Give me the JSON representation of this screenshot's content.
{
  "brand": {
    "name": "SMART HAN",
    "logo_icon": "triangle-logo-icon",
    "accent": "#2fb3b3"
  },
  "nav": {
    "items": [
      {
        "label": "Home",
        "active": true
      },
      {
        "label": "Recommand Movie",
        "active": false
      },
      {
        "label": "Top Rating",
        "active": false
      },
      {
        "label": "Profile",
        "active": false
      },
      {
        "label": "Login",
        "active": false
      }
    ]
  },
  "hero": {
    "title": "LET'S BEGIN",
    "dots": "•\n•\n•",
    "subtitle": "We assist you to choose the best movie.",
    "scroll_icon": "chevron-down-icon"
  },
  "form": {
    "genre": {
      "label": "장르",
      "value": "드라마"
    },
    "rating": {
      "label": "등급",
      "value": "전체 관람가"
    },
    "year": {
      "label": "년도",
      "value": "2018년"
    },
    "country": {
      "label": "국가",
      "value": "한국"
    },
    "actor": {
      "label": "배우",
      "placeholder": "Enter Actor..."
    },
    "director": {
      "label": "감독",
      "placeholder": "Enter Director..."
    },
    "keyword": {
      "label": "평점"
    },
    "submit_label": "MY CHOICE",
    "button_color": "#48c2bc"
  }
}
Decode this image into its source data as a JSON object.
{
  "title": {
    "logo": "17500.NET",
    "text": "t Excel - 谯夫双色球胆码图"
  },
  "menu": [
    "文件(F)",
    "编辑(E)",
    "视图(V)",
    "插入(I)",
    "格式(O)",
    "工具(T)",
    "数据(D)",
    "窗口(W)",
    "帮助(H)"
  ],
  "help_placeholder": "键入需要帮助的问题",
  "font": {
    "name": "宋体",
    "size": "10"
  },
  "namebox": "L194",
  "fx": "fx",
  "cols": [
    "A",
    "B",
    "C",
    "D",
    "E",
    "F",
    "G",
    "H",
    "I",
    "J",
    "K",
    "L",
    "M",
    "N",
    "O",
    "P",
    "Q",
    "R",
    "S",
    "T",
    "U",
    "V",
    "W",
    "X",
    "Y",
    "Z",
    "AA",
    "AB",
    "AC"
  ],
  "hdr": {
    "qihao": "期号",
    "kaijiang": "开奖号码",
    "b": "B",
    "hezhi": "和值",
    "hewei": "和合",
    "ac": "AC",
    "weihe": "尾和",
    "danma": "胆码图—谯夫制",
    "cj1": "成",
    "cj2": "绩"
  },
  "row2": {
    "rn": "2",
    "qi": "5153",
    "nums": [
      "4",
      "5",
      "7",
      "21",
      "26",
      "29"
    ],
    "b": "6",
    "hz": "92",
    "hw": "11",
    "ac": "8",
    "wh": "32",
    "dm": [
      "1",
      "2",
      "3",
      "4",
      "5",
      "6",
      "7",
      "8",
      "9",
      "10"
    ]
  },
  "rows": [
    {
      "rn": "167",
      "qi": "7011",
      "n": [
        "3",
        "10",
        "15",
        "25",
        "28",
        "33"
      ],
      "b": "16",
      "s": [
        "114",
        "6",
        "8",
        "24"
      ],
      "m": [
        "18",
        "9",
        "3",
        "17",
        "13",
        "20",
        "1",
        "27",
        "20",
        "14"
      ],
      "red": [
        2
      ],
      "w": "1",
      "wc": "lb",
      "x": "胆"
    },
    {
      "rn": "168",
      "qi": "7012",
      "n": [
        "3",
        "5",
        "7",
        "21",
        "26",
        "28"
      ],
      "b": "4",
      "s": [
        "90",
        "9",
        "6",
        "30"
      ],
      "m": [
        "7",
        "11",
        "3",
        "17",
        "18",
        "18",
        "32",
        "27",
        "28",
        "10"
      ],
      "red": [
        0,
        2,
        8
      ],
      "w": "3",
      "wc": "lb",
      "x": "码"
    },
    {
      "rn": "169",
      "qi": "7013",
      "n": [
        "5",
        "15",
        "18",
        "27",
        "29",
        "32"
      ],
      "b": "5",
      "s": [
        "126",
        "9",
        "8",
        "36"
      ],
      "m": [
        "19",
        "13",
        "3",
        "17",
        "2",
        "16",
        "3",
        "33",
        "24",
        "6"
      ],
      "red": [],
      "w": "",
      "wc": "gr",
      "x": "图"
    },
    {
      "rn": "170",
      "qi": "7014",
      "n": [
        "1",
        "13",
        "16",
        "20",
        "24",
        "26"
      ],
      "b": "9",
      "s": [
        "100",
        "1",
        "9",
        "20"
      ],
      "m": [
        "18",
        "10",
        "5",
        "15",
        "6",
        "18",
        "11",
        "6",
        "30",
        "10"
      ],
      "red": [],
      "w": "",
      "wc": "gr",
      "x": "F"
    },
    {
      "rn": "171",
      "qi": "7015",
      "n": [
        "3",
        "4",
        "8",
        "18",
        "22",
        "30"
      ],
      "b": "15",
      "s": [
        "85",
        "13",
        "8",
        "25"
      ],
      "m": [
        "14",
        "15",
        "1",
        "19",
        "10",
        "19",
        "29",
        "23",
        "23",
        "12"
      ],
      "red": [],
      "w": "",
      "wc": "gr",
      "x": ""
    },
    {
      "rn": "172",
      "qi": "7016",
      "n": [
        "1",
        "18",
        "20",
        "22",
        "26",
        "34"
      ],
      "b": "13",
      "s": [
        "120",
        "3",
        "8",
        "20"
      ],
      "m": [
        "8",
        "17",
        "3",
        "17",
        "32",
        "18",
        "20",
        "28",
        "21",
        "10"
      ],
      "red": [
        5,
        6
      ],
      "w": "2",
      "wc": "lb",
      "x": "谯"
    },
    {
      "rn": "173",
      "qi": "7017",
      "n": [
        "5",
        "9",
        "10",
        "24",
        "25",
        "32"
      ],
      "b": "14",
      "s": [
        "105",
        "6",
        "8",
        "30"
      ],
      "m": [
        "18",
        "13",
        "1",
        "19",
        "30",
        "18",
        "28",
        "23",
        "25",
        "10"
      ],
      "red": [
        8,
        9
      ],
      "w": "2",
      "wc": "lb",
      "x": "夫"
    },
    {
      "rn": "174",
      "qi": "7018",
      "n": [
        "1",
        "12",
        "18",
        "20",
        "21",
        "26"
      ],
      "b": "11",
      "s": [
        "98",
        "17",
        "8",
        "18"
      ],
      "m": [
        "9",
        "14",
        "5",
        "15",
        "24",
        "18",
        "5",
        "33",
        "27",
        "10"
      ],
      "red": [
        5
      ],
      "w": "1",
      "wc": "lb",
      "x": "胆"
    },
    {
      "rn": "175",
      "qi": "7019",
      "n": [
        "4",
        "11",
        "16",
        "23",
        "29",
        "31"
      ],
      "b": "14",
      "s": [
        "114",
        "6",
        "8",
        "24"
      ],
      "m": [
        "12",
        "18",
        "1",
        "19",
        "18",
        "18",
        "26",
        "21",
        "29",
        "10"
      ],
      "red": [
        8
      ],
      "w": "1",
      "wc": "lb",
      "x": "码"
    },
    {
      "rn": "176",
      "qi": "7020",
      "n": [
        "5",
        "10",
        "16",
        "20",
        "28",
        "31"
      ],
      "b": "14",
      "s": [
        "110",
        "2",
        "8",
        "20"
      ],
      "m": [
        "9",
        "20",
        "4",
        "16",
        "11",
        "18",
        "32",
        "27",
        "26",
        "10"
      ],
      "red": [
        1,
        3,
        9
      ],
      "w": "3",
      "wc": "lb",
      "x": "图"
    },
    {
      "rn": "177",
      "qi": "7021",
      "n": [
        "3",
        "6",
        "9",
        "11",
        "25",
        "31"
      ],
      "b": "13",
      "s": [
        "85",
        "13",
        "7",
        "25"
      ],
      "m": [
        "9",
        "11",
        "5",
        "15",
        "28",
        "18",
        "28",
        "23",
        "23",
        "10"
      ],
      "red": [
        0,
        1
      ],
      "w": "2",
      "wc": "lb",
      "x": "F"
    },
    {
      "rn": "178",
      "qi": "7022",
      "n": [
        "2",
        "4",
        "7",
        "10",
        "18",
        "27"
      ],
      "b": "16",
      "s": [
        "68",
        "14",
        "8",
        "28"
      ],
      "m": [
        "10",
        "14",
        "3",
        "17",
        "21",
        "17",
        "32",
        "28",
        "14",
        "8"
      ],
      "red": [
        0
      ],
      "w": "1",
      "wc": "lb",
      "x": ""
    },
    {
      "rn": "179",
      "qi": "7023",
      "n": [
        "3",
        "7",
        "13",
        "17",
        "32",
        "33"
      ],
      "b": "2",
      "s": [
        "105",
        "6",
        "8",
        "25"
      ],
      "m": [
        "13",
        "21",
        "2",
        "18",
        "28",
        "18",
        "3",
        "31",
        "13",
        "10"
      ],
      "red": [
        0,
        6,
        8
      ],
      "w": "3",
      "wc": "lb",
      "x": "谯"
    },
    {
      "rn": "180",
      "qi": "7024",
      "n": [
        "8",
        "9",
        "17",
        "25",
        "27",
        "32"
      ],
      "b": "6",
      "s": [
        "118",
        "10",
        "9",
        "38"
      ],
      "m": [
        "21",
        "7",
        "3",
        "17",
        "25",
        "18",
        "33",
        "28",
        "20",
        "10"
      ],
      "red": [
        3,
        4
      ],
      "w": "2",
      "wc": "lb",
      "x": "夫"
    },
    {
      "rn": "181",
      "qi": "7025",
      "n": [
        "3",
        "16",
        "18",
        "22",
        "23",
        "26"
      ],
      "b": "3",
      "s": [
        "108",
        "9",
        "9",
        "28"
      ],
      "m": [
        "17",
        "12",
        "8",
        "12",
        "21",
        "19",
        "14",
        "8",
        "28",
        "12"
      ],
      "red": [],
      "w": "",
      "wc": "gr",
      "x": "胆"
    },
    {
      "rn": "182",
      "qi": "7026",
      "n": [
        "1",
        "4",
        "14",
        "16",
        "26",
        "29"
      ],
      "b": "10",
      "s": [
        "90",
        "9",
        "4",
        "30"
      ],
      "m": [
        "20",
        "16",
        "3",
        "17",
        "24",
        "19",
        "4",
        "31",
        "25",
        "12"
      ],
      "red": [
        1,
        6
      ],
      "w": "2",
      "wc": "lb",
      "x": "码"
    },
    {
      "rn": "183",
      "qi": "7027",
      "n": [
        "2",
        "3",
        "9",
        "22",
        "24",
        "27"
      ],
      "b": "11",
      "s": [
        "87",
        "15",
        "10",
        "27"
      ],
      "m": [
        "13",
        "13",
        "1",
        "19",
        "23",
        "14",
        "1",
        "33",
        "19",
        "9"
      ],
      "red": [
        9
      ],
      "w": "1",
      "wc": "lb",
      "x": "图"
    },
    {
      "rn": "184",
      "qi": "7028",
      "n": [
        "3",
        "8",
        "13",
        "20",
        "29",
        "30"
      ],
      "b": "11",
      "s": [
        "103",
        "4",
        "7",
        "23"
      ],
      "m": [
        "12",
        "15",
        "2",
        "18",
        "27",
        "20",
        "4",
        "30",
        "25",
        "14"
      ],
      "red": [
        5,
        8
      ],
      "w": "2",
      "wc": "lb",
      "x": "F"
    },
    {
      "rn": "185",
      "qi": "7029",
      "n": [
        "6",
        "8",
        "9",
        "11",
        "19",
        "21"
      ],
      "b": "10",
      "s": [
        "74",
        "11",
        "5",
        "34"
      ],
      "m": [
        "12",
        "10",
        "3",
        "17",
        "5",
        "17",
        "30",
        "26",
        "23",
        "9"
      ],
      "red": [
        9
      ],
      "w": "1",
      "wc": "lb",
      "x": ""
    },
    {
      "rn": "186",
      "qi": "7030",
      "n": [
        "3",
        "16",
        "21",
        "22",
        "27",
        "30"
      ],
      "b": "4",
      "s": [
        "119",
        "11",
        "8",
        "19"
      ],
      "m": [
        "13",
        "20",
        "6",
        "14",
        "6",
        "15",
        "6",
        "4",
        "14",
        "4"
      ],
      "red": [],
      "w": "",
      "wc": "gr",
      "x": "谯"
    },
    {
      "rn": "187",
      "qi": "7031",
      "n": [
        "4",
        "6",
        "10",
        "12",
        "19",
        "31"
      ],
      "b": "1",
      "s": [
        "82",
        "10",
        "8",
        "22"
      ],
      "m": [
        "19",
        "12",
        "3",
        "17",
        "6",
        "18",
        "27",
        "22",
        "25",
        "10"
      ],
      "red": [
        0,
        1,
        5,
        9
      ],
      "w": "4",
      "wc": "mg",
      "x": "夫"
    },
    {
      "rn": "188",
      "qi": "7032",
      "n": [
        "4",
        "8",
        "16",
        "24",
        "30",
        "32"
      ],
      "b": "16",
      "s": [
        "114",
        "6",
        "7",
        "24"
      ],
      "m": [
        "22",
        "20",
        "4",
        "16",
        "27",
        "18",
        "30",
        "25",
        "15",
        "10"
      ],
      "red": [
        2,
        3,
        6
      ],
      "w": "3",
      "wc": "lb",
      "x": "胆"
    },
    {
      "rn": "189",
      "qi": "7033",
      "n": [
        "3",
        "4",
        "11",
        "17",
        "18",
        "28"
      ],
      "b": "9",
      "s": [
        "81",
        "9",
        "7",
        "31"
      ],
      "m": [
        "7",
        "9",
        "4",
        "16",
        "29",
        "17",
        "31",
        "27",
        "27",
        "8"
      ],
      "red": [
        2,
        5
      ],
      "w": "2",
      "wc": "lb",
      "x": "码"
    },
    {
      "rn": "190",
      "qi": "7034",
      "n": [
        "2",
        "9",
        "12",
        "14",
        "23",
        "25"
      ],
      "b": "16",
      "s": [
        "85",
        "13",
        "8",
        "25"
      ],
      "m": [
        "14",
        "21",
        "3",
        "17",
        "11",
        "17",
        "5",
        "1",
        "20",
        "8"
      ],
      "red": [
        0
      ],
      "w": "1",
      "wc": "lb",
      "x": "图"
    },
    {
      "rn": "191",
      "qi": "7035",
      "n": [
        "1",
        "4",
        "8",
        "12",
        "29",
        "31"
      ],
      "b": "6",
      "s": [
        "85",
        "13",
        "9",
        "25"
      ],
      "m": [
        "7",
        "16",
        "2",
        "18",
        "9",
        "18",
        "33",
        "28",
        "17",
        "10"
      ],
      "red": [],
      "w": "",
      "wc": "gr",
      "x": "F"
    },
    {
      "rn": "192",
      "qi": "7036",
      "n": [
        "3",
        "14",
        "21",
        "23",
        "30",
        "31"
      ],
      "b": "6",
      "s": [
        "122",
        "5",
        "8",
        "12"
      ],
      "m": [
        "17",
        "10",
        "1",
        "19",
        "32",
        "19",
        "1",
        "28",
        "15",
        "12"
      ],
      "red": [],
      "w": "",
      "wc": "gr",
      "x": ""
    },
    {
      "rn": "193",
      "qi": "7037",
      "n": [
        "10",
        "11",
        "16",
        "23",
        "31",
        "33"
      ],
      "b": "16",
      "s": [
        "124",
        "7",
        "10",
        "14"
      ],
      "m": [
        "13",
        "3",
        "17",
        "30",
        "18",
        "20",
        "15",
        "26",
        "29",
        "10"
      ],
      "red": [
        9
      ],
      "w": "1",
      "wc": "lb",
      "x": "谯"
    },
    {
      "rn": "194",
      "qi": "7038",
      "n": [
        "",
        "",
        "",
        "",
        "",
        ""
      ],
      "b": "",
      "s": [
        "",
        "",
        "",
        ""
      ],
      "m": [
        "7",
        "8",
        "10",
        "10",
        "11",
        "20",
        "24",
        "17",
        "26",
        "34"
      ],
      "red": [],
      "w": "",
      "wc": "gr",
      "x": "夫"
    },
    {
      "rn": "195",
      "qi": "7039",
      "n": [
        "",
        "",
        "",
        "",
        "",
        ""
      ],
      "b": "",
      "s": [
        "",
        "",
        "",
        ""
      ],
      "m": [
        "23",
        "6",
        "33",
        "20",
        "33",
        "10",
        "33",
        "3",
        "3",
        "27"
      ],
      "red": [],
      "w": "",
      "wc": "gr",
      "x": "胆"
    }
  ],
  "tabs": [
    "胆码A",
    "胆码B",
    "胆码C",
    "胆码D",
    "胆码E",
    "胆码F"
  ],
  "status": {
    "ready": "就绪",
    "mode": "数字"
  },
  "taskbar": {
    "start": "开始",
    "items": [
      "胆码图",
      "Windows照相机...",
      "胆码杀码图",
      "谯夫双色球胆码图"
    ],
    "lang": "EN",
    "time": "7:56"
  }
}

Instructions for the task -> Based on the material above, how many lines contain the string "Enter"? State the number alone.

Result of this task -> 2